Whenever a group from Heartland Church goes to El Salvador, we visit a woman named Haydee, whose name I am not sure how to spell. I've seen it written in several ways and I'm going with Haydee, because that's how I saw it first, but it's pronounced "Hi Day." We have a special relationship with her and here's why.
Ten years ago, Bill and Joyce went on our very first trip to ES, in order to see if Heartland should commit itself to a long-term sister-parish relationship with the community of El Tablon. They came back with photographs, stories, and - most importantly- hearts that had been captured by the people of El Salvador. After sharing their experiences with us, the congregation at Heartland voted to step into a long-term relationship with El Tablon, focusing primarily on building relationships and attending to the three needs that the people of El Tablon had identified as their greatest needs: Potable water, education, and economic development. That relationship is still going strong- Woohoo!
Later, when Rev. Bob Cook told us about a young girl named Milagro who was in need of corrective surgery on her achilles tendons, Joyce opened up her home to Millie and her mother Haydee. After some arrangements were made with the Blank Children's Hospital in Des Moines, Haydee and Millie came to the US and lived with Joyce and her husband Jim and their daughter Alexis for three months, while Millie underwent surgery and rehabilitation. Since that time, Joyce and Haydee have managed to keep in touch, although neither of them speaks the other's language. Millie, on the other hand, has become so adept at English that we employ her whenever we are in ES now as our translator. Through Millie, Joyce and Haydee have stayed close over the 8 years since Haydee and Millie were here.

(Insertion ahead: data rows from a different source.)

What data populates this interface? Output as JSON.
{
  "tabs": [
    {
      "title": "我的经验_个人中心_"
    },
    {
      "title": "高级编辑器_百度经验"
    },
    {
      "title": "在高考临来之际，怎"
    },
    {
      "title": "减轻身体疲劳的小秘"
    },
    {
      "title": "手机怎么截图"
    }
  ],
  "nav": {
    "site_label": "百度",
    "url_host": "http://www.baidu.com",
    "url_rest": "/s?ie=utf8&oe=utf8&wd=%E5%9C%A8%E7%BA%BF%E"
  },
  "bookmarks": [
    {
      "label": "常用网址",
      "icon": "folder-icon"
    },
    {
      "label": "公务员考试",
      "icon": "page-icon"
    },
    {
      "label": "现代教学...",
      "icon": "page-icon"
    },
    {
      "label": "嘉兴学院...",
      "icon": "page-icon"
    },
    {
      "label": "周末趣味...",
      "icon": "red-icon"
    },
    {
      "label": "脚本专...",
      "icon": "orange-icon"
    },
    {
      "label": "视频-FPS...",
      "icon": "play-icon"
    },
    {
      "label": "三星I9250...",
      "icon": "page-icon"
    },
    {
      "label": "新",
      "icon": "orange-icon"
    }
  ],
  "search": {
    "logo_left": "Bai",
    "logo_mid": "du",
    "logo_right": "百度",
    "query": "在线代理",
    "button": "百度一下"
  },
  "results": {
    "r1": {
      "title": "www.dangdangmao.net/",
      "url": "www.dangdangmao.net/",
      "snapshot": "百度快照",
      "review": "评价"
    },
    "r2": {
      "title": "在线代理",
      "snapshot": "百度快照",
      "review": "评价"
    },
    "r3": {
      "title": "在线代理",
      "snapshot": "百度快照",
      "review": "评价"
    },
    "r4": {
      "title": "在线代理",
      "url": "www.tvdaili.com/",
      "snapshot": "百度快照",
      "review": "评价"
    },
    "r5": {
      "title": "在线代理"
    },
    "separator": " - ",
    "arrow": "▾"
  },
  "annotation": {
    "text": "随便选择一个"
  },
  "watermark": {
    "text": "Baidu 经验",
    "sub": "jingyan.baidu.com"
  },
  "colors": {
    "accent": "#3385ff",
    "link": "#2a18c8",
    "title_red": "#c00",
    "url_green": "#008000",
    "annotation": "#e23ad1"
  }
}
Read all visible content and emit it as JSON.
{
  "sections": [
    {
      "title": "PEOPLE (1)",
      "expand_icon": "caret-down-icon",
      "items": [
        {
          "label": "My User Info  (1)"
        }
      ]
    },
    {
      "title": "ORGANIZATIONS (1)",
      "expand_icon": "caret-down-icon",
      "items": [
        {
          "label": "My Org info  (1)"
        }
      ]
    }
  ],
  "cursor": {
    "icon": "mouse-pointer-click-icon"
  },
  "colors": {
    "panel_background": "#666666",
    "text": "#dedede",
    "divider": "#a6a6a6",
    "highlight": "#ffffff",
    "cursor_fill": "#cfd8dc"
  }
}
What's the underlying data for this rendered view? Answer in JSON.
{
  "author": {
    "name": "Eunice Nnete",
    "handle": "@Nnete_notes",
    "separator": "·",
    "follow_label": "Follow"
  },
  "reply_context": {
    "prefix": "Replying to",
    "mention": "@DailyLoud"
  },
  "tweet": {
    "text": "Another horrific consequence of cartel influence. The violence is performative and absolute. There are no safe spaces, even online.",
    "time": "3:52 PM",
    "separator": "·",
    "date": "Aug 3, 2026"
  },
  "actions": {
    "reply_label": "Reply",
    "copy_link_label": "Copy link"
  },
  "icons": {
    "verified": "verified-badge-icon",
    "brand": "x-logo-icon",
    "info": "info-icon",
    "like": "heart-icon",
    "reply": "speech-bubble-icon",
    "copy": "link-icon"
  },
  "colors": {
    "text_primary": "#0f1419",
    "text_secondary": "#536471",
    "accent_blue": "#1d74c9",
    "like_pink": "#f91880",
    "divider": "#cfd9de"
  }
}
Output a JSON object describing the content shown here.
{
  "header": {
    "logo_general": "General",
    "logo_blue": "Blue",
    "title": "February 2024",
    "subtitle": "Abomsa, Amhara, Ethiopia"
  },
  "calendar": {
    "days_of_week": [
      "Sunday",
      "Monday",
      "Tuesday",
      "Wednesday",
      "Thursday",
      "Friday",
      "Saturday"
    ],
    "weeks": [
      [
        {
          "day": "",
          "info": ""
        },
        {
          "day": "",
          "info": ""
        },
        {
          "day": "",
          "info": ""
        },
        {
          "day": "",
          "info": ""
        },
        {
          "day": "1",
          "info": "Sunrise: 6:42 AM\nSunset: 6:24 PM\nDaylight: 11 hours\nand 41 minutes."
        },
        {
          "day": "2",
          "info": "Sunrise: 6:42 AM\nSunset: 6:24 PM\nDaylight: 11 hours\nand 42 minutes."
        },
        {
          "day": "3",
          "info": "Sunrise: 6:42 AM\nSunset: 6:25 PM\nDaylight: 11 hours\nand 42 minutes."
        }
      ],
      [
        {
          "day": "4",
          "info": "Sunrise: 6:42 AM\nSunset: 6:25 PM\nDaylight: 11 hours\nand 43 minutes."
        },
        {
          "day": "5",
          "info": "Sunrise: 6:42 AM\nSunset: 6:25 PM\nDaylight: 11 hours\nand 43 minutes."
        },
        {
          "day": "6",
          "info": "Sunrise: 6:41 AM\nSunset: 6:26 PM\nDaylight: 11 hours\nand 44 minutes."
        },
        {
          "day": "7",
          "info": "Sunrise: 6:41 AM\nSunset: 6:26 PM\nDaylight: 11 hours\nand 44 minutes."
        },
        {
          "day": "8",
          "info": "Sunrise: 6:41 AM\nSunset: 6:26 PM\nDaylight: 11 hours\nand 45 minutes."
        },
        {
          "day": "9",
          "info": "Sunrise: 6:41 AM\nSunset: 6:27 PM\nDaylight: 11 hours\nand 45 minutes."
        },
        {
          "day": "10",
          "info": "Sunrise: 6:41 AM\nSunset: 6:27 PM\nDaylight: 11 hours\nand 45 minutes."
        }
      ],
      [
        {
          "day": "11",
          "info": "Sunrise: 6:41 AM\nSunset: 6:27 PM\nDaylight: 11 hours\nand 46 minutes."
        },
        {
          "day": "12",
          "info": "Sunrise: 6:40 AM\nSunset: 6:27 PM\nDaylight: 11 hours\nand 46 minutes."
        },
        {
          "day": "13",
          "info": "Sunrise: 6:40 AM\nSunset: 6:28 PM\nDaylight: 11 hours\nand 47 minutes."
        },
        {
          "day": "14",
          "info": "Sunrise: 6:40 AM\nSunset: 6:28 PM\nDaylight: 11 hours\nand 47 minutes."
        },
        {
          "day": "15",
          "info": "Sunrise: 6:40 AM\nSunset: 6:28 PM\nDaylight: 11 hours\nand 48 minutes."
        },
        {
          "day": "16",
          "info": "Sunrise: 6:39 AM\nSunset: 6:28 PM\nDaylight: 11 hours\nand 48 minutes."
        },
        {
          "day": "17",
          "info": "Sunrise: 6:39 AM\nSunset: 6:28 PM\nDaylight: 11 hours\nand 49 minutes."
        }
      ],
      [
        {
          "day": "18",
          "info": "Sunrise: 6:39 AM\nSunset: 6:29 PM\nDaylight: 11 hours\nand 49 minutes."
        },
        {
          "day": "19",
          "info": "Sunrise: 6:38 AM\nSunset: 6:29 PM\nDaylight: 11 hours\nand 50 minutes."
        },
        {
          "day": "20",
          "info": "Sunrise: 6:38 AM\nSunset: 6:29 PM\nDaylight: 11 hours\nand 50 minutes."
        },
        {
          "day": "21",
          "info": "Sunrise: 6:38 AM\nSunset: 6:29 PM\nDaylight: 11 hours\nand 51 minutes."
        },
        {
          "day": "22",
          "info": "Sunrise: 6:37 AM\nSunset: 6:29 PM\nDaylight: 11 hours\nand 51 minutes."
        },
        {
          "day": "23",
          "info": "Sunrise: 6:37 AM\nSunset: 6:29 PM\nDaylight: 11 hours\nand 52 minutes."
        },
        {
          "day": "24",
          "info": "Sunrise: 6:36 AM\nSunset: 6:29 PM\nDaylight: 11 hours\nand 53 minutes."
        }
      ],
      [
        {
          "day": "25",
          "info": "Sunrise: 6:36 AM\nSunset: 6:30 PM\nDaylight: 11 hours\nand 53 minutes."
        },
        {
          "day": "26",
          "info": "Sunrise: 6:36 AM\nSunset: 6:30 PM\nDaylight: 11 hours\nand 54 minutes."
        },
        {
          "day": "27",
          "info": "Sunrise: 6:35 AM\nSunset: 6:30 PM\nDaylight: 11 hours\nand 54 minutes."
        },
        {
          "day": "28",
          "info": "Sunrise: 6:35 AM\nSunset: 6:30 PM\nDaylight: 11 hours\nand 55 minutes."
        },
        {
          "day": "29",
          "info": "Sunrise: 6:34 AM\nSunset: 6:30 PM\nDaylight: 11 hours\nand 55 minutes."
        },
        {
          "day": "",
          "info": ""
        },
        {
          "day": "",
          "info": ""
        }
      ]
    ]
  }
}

Heydee has a Papuseria ("Papuseria Millie"), which is a kiosk where she makes and sells papusas. Not everyone loves papusas, but I do- they are like stuffed tortillas (cheese, meat, you name it), usually served with some cabbage and red sauce, which is kind of like salsa, but not so spicy. Haydee makes them well and she loves to have us over so she can show us how to make them (and feed us about 3 times more than we ought to eat.) Whenever we visit El Salvador, one thing we like to do on Market day is make a beeline for Papuseria Millie and say hello.
This time, Joyce was with us and Haydee did not know it. It was an emotional trip for Joyce all around. Not only does she have one of the softest hearts that God ever made, she was returning for the first time since that initial trip 10 years ago. Things that had changed brought tears to her eyes; things that had not changed brought tears to her eyes. Since our reflection times were centered around the theme of "tears," Joyce was our "case in point" all week long.
Haydee saw us, greeted us warmly, smiling and hugging and doing all the things that she always does when we see her. It took her a few seconds to realize that Joyce was standing right there. For years now, she always asks me "Como esta Joyce and Jim?" But now, she looked dazed and confused for a moment, then burst out into tears and laughing and hugging Joyce and accusing us of trying to give her a heart attack, and starting it all over again. Seriously, it was the longest, most joyful and drawn out greeting that I've ever witnessed in person. "Joyce, Joyce, Joyce is here!"
Tears. Who can fathom them? Tears of sorrow; tears of joy. Tears mark that wonderful conjunction between the body and the soul, where broken or dancing hearts express themselves through the secretion of our eyes. Of all of the things we experienced in the market that day, Joyce's and Haydee's tears were the gifts most precious.